We perceive no fundamental difference, with respect to the matter under consideration, between G.S. § 20-310 and the New York provision, except for time elements. The Supreme Court of New York has interpreted this provision in two cases.

*311 In Connecticut Fire Insurance Company v. Williams, 1959, 9 A.D.2d 461, 194 N.Y.S.2d 952, 954, it was held that there was a unilateral failure to renew policy of insurance by the insurer and the insurer should have notified the insured of termination. Plaintiff issued to defendant Williams an automobile liability policy for the period from 1 January 1957 to 26 January 1958. Plaintiff sent a renewal policy to its agent in January 1958. Agent could not find defendant Williams and returned the renewal policy to plaintiff marked "not taken, ret. prem" (meaning insured did not want policy renewed). No notice of termination was mailed to defendant and he was never personally contacted. Defendant's automobile was involved in an accident resulting in injuries to third parties on 3 March 1958. Plaintiff sued for declaratory judgment to determine its liability, if any. The Court said:

"* * * The court below held that there was a unilateral failure to renew by the appellant so that its failure to send a notice of termination to Williams under section 93-c of the Vehicle and Traffic Law effectuated a continuation of the insurance. * * * Section 93-c provides that no contract of insurance or renewal thereof shall be terminated by failure to renew by the insurer until 20 days after a notice of termination is mailed to the insured. It is admitted that no such notice was mailed to Williams but the appellant argues that there was not here a failure to renew by the insurer. As the appellant points out, renewal is a bilateral transaction involving both offer and acceptance. However, no offer was made to Williams since Dennis never contacted him concerning the renewal and as the court below pointed out there were reliable means available which were not used. Although a perfectly valid reason for failing to renew was available, the non-payment of premiums, this is not the issue here and it cannot be used to obscure the fact that it was the appellant insurer who was failing to renew the policy."

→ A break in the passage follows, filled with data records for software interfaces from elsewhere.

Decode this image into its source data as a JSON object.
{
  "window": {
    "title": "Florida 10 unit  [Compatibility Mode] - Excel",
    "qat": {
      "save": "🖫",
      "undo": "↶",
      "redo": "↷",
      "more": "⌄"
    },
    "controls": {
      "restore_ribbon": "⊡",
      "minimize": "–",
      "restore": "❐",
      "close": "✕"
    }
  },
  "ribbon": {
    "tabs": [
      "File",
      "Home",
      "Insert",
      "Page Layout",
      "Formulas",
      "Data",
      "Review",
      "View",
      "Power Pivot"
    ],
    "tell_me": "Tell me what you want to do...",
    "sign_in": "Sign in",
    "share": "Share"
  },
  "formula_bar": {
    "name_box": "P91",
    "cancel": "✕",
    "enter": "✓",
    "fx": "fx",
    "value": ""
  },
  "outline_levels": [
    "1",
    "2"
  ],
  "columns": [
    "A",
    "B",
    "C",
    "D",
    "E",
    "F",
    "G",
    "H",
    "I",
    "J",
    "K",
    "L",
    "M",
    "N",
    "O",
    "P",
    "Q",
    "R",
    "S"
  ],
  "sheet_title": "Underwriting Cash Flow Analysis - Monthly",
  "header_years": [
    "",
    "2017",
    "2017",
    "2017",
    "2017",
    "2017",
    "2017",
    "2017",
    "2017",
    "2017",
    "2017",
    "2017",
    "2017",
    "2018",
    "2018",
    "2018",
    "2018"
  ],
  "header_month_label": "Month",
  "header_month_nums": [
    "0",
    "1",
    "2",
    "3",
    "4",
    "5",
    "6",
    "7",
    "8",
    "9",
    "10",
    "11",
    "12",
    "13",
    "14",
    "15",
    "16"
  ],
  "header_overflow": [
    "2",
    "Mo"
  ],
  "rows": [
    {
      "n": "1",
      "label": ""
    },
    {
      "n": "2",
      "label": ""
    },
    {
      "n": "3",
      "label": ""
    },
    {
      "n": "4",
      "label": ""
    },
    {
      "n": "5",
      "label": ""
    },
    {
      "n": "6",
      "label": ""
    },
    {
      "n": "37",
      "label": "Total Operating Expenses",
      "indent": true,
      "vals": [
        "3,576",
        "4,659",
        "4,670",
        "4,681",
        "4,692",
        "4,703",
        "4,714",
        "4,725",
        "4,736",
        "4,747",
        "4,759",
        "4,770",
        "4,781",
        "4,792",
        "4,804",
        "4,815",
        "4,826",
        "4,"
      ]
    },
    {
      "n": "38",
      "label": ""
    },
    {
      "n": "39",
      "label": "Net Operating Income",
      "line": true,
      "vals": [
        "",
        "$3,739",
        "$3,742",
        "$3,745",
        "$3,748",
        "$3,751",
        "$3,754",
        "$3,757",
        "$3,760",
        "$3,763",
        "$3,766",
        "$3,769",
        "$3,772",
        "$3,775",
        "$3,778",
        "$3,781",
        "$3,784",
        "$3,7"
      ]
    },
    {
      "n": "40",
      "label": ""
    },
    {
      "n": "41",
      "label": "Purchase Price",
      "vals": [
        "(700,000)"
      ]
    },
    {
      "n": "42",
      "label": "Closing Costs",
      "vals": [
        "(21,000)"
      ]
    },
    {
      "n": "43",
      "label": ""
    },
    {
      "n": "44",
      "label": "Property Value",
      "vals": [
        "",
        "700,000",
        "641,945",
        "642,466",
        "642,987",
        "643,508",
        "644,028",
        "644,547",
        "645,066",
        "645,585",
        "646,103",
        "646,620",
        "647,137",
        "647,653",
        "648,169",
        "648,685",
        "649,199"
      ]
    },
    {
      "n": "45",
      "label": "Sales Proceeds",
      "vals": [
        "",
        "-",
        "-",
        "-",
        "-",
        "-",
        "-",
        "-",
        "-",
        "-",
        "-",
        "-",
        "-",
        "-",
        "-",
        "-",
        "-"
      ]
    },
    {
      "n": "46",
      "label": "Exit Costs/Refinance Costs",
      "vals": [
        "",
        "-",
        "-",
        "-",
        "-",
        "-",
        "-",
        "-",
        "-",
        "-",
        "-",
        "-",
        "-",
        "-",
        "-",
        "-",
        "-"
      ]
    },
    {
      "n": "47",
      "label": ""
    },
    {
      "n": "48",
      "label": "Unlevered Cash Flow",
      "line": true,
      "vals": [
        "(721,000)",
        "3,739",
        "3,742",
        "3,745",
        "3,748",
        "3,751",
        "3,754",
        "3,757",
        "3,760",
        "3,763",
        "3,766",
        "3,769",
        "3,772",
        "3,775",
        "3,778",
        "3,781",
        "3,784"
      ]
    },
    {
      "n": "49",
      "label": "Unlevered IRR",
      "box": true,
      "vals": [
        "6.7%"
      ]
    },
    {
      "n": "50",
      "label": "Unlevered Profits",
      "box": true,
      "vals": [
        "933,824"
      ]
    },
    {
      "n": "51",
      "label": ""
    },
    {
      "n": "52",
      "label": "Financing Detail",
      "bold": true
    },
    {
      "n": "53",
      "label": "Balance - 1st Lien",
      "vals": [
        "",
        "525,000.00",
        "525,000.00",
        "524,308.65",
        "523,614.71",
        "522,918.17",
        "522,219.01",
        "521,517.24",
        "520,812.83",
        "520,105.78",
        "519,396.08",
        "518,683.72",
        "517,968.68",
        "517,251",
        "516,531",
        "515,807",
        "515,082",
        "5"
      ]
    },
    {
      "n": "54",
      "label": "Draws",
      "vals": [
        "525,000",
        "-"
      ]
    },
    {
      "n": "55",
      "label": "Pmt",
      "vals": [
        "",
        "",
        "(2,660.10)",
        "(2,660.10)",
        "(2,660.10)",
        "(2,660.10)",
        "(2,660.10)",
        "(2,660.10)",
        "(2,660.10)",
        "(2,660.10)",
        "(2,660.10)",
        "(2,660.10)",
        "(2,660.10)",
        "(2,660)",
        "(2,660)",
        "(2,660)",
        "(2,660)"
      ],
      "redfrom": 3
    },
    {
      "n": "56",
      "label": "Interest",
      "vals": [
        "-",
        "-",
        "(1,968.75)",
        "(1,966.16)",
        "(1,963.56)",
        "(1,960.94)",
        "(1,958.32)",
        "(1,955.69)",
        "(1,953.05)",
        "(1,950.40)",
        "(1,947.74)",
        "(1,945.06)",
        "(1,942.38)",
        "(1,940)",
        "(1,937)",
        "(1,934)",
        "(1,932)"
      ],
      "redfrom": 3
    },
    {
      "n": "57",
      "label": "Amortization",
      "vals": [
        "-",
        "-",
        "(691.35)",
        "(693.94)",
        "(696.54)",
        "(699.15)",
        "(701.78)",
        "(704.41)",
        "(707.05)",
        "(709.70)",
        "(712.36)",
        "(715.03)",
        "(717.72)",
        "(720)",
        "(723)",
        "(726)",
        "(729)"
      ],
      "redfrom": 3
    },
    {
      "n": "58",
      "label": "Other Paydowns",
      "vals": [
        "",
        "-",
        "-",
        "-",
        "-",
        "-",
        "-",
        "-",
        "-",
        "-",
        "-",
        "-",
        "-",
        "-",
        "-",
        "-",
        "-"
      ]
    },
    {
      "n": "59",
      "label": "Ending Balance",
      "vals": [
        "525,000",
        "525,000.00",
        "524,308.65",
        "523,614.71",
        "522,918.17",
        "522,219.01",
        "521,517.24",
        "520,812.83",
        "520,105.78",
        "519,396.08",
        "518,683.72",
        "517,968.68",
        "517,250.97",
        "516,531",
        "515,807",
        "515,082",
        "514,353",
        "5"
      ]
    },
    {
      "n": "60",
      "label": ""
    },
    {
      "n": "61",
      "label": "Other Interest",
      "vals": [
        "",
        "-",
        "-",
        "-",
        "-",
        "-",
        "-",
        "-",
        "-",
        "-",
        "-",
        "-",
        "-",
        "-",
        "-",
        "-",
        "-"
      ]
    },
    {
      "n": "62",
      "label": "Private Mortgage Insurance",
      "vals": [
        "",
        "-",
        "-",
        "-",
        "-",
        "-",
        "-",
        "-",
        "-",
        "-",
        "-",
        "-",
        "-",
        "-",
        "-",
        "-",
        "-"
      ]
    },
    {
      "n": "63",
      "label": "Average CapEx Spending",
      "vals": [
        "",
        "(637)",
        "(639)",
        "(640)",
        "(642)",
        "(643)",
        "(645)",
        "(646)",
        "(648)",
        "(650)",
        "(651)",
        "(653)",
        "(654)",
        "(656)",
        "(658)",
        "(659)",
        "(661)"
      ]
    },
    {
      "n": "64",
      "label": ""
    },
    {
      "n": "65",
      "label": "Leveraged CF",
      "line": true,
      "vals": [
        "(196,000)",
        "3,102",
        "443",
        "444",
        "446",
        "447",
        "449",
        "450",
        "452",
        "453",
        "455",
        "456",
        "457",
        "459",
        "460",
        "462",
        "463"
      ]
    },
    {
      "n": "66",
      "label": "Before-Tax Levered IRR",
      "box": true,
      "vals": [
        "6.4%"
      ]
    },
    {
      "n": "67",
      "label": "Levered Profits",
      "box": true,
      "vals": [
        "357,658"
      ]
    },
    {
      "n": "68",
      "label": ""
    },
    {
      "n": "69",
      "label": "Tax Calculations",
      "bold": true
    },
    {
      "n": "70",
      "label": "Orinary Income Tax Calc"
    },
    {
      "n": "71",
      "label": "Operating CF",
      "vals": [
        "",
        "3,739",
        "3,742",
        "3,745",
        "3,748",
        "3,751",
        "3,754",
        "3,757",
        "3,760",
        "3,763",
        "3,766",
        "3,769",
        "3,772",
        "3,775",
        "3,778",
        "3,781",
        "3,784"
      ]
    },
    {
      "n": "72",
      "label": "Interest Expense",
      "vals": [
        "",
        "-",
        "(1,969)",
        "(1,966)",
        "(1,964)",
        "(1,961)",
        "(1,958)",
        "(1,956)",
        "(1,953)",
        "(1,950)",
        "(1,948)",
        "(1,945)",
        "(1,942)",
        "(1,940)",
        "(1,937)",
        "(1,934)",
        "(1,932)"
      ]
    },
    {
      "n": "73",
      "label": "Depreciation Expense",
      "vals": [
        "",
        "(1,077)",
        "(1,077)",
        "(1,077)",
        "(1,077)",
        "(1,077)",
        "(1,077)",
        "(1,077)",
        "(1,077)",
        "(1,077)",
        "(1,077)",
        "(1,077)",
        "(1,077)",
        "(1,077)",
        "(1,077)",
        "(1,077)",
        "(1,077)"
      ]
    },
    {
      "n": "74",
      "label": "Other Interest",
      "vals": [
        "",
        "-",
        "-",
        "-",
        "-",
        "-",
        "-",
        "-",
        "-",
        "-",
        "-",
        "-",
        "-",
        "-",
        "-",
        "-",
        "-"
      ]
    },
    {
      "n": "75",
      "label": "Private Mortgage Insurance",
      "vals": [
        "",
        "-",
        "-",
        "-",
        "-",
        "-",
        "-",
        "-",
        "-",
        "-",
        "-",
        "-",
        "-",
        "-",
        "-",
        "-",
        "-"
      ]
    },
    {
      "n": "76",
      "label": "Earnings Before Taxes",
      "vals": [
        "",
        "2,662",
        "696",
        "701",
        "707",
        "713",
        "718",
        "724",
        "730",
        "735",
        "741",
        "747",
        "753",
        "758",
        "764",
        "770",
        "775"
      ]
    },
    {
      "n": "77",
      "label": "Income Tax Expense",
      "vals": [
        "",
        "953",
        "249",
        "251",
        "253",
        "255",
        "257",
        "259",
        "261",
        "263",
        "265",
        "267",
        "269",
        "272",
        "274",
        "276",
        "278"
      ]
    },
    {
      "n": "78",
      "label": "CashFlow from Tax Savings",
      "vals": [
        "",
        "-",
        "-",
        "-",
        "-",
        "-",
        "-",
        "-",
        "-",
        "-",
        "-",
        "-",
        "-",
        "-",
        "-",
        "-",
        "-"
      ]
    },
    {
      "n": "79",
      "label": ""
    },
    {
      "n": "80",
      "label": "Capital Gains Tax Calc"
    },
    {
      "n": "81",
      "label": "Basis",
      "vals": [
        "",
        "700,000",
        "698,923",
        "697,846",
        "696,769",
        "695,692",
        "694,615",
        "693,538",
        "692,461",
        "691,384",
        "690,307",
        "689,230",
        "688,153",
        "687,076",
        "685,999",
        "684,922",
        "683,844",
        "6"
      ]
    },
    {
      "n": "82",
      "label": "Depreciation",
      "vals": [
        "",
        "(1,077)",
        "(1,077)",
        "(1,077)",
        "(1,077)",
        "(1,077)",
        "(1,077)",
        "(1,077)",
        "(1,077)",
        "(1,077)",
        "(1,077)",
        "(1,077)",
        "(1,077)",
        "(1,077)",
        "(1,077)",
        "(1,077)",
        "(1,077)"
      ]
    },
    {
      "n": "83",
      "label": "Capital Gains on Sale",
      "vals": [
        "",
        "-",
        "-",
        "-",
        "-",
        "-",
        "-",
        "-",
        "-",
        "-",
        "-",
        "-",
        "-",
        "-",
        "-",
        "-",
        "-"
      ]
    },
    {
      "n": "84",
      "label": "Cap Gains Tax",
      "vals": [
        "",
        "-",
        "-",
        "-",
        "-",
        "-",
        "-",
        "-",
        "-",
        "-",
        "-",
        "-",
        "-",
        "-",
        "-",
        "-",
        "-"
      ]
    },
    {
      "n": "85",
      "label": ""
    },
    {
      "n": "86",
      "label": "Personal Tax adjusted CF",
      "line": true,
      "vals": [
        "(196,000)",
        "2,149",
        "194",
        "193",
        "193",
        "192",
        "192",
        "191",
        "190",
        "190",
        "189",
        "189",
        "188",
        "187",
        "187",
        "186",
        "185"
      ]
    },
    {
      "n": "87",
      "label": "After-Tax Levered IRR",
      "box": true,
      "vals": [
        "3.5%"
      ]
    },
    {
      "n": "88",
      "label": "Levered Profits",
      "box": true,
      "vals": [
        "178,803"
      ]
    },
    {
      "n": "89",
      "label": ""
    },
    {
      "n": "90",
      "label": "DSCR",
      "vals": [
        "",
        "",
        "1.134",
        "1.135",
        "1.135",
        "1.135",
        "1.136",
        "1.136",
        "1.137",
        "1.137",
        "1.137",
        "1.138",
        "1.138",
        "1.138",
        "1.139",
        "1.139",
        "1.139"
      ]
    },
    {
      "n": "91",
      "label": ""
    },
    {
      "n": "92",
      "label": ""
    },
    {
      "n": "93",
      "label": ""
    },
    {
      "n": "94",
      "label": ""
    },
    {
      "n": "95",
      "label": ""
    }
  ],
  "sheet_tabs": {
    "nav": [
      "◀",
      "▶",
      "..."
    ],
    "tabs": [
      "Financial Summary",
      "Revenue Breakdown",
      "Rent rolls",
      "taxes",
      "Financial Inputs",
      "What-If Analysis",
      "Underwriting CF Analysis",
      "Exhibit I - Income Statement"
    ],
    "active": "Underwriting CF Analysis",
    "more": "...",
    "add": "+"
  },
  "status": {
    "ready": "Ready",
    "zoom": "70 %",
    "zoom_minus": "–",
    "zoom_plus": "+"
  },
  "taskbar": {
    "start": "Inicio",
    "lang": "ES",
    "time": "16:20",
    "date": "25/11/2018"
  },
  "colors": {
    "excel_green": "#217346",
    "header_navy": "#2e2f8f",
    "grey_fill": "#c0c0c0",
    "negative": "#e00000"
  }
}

In Caristi v. Home Indemnity Company, 1960, 24 Misc.2d 136, 202 N.Y.S.2d 340, 341, there was an undetermined question of fact. There was evidence that insurance broker phoned plaintiff and spoke to plaintiff's wife about acceptance of a renewal policy of liability insurance, and that she stated the policy could be gotten cheaper elsewhere. "There is also an averral that this rejection was ratified by plaintiff personally." Plaintiff apparently denied this version of the matter. As to whether defendant was obligated by the statute to give notice of termination, the Court declared:

"There is a question of fact as to whether the renewal was rejected and coverage terminated at plaintiff's behest or whether the policy was cancelled by the broker for nonpayment of premium without plaintiff's consent. If the fact is that the policy was cancelled for nonpayment of premium rather than by rejection by plaintiff, then there was a noncompliance with the statute and the ruling in Connecticut Fire Insurance Co. v. Williams, supra, would be applicable."

Many States have compulsory automobile liability insurance laws. But so far as our research discloses the question with which we are here concerned has arisen in no litigation except the two New York cases above.

The question in the instant case comes to this: Did plaintiff reject a renewal policy or did defendant terminate the policy coverage? It seems clear that renewal was rejected by plaintiff. He was offered a renewal upon the condition that he pay the premium by 5 February 1959. This was in accordance with the rules of the Assigned Risk Plan. He was told that unless he paid the premium by that date he would be required to apply to the Assigned Risk Plan if he desired further insurance. He *312 did not pay the premium on the date specified and did not offer to pay it on any other date. Instead, he applied to the Assigned Risk Plan for insurance.

Under these conditions, we hold that there was no failure to renew on the part of defendant and it was under no obligation to give plaintiff further notice of termination under the provisions of G.S. § 20-310. Therefore, the coverage period of the policy ended at 12:01 A.M., 22 February 1959.

The judgment below is